The video goes much more in the depth on explanations and examples, but you can also just read the written overview below:
We recently revamped Dune labels tables to be much easier to use and contribute to. The tweet below contains some labels you can find in the labels.all table:
I’m going to walk through creating a Metaverse Landlord label, by finding those who have bought at least 100 tokens of land across Sandbox, Decentraland, Cryptovoxels, and Otherdeed.
We’re then going to use that label in a simple query, the same way you would use it in the labels.all table.
This week I’m going to spend this section talking about how I navigate other people’s queries and dashboards.
I know that for each metaverse project, there is some sort of token representing land. I also know that it’s probably an NFT. So I search in the Dune dashboard page for any dashes containing these projects, starting with “sandbox”. You’ll see that 21shares has actually already done a dashboard with three of the projects:
There’s one query in here that shows trading by land, which if I click into, I can then find all of the times that nft.trades is referenced and pull relevant collection addresses from there.
I know the field I’m looking for is nft_contract_address so I can pull this one for mana, which is related to Decentraland. I can also check etherscan and see that this is the right contract and is indeed an erc721 token. The Otherdeed land address can be found here. The Sandbox land address can be found here.
But Cryptovoxels is missing! So let’s see what we can find on this. I can quickly find a dashboard that shows old parcel stats, and clicking into the “Total # of Parcels” query shows me that a cryptovoxels."Parcel_call_mint" table is called. I will open the query explorer and search for this table to get the contract address quickly. Then I hover over the eye to get a table preview:

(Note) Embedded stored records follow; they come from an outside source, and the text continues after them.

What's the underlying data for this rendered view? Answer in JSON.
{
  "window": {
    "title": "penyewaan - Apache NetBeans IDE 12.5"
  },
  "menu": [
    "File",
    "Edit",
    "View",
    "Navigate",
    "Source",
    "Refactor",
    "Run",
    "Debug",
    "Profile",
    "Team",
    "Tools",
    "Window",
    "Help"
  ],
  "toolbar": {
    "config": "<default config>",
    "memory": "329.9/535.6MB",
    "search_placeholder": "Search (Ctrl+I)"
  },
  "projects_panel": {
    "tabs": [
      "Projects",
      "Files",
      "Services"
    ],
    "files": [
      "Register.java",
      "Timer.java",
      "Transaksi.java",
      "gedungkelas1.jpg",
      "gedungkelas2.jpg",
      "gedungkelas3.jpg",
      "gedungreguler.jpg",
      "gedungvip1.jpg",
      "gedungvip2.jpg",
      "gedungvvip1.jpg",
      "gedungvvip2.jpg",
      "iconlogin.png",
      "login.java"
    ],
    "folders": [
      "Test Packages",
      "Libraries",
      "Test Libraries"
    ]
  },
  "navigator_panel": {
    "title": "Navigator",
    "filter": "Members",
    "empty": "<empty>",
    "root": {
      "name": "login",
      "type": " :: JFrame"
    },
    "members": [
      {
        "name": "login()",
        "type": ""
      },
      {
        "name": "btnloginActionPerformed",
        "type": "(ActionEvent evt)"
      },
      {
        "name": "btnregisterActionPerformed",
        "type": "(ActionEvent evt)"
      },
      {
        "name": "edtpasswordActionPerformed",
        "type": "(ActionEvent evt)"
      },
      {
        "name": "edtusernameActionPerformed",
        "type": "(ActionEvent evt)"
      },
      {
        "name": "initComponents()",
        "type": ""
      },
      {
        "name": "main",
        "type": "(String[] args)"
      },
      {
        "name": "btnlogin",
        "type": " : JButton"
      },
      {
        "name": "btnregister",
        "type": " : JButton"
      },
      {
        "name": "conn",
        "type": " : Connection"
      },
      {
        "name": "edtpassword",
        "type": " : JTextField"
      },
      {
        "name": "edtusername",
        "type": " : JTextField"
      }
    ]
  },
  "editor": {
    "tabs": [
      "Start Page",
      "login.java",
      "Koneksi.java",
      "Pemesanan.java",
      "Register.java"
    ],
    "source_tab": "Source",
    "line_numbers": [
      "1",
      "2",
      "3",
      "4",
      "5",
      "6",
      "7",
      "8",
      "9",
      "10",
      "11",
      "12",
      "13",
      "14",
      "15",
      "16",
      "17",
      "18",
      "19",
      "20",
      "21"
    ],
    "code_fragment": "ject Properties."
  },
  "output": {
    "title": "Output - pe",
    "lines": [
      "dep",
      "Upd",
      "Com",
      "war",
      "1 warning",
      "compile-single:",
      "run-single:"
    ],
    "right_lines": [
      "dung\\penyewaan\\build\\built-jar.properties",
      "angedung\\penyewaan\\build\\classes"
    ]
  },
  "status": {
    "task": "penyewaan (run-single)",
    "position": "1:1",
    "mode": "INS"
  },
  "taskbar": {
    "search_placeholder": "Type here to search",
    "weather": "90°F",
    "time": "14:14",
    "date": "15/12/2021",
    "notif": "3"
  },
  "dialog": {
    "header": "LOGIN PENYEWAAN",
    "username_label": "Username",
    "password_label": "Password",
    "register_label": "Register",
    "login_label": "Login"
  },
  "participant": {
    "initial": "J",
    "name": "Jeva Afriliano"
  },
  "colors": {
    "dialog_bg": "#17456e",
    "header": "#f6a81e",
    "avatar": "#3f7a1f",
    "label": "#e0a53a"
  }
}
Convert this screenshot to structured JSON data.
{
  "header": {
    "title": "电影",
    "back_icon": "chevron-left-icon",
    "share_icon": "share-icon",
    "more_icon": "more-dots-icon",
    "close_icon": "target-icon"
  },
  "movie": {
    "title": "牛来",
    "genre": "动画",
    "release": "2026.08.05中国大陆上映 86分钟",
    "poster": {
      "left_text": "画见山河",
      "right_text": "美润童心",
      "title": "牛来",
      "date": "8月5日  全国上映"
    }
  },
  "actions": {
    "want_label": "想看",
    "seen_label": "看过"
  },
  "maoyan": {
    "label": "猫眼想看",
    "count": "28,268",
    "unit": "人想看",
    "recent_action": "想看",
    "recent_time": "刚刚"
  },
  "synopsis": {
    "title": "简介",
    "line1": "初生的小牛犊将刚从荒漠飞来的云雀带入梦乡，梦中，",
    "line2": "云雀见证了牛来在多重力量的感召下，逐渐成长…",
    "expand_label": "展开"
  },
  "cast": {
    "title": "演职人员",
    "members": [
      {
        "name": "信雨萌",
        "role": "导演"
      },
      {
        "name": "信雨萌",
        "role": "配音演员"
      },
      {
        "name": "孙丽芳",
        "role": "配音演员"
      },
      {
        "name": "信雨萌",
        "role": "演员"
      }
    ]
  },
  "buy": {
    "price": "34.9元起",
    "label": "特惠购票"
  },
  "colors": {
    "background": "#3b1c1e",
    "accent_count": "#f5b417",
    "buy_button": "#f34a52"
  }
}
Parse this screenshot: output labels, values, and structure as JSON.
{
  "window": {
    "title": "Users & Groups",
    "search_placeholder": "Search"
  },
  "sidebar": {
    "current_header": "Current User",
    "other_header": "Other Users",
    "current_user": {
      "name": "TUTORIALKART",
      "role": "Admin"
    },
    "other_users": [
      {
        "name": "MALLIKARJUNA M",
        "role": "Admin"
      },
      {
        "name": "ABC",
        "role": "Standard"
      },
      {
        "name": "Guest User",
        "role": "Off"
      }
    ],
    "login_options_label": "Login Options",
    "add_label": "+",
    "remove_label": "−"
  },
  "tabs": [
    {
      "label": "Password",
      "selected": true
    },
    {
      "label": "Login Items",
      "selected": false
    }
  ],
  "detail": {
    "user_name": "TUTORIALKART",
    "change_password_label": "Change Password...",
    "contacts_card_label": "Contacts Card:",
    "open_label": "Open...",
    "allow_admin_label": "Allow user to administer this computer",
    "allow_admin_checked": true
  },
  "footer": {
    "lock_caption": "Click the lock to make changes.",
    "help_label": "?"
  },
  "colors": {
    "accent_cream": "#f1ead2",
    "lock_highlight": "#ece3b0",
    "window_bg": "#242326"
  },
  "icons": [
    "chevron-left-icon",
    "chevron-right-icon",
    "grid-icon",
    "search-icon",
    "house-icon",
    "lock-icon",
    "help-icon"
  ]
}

The contract_address here is the contract being called, so that must be our parcel address. Parcels though are actually an erc20 token! I believe that the number of tokens you transfer represents the token id - a bit nontraditional, but it has been adopted by marketplaces now (you can check this by looking at a trade).
So this means we should be able to query nft.trades with all four of these addresses - let’s get into the query.
SQL Query Walkthrough:
Here’s the query we’re going to create today.
We already have the four addresses, so we must create a query with nft.trades and filter for buyers across those four contract addresses. You’ll see in the video I started by trying to find buyers who have bought at least 3 tokens from each project - but there were only 33 addresses. That’s too small to be a meaningful label; we want something closer to the hundreds - so I changed the requirement to “100 tokens of land across all projects”.
The logic itself is pretty simple, HAVING is a WHERE statement that can be used after the GROUP BY - so we don’t need another subquery. nft.trades has all chains, so we filter for only Ethereum.
We then put the data into the format of the labels schema so that it’s ready to be added to the labels repo later on.
We can query against this query (similar to if it was in labels.all but this way its just a view). Looking at the trading volume of Metaverse Landlords, we can see that they’ve made $250m worth of buying volume in a recent week - up from less than $100m the last two months.
If you were planning some metaverse land project drop, using this label would help tell you that the momentum of your target buyers has picked up. Another good view would be getting the total wallet balances across all landlords.
This is not the best execution of the label - it doesn’t contain mints! Go improve it or choose one of the other categories we’ve listed in the competition - try and follow the same process I did of finding relevant queries and dashboards and working from there.
This is just a snippet into the power of labels into making analysis easier and more composable. I’ll be showcasing the best label examples of that after the hackathon!
Bonus question (Hackathon 💸!!!):
This week, you should go and create a label query yourself! Go and submit one to the hackathon before 3/5/2023 midnight EST, I’ll be in the Dune discord with many others helping out all weekend.
Hope you learned something! Don’t forget you can submit/vote on future week queries here.